> _Task details_
Output all of the records again, exactly as written.

Website and app data records
-*-
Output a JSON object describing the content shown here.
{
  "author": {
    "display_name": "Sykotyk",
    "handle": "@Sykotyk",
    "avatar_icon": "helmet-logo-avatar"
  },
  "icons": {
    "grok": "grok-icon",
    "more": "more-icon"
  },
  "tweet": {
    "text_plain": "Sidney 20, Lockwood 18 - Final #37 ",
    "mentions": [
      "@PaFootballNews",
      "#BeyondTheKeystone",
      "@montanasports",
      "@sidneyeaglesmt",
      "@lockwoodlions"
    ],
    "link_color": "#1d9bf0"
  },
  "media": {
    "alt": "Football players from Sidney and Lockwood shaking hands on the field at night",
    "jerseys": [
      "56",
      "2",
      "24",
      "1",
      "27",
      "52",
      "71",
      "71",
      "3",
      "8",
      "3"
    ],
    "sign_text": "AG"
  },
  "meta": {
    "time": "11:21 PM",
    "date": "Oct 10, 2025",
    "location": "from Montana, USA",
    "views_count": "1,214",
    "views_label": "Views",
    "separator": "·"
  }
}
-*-
> _Task output_
Output a JSON object describing the content shown here.
{
  "author": {
    "display_name": "Sykotyk",
    "handle": "@Sykotyk",
    "avatar_icon": "helmet-logo-avatar"
  },
  "icons": {
    "grok": "grok-icon",
    "more": "more-icon"
  },
  "tweet": {
    "text_plain": "Sidney 20, Lockwood 18 - Final #37 ",
    "mentions": [
      "@PaFootballNews",
      "#BeyondTheKeystone",
      "@montanasports",
      "@sidneyeaglesmt",
      "@lockwoodlions"
    ],
    "link_color": "#1d9bf0"
  },
  "media": {
    "alt": "Football players from Sidney and Lockwood shaking hands on the field at night",
    "jerseys": [
      "56",
      "2",
      "24",
      "1",
      "27",
      "52",
      "71",
      "71",
      "3",
      "8",
      "3"
    ],
    "sign_text": "AG"
  },
  "meta": {
    "time": "11:21 PM",
    "date": "Oct 10, 2025",
    "location": "from Montana, USA",
    "views_count": "1,214",
    "views_label": "Views",
    "separator": "·"
  }
}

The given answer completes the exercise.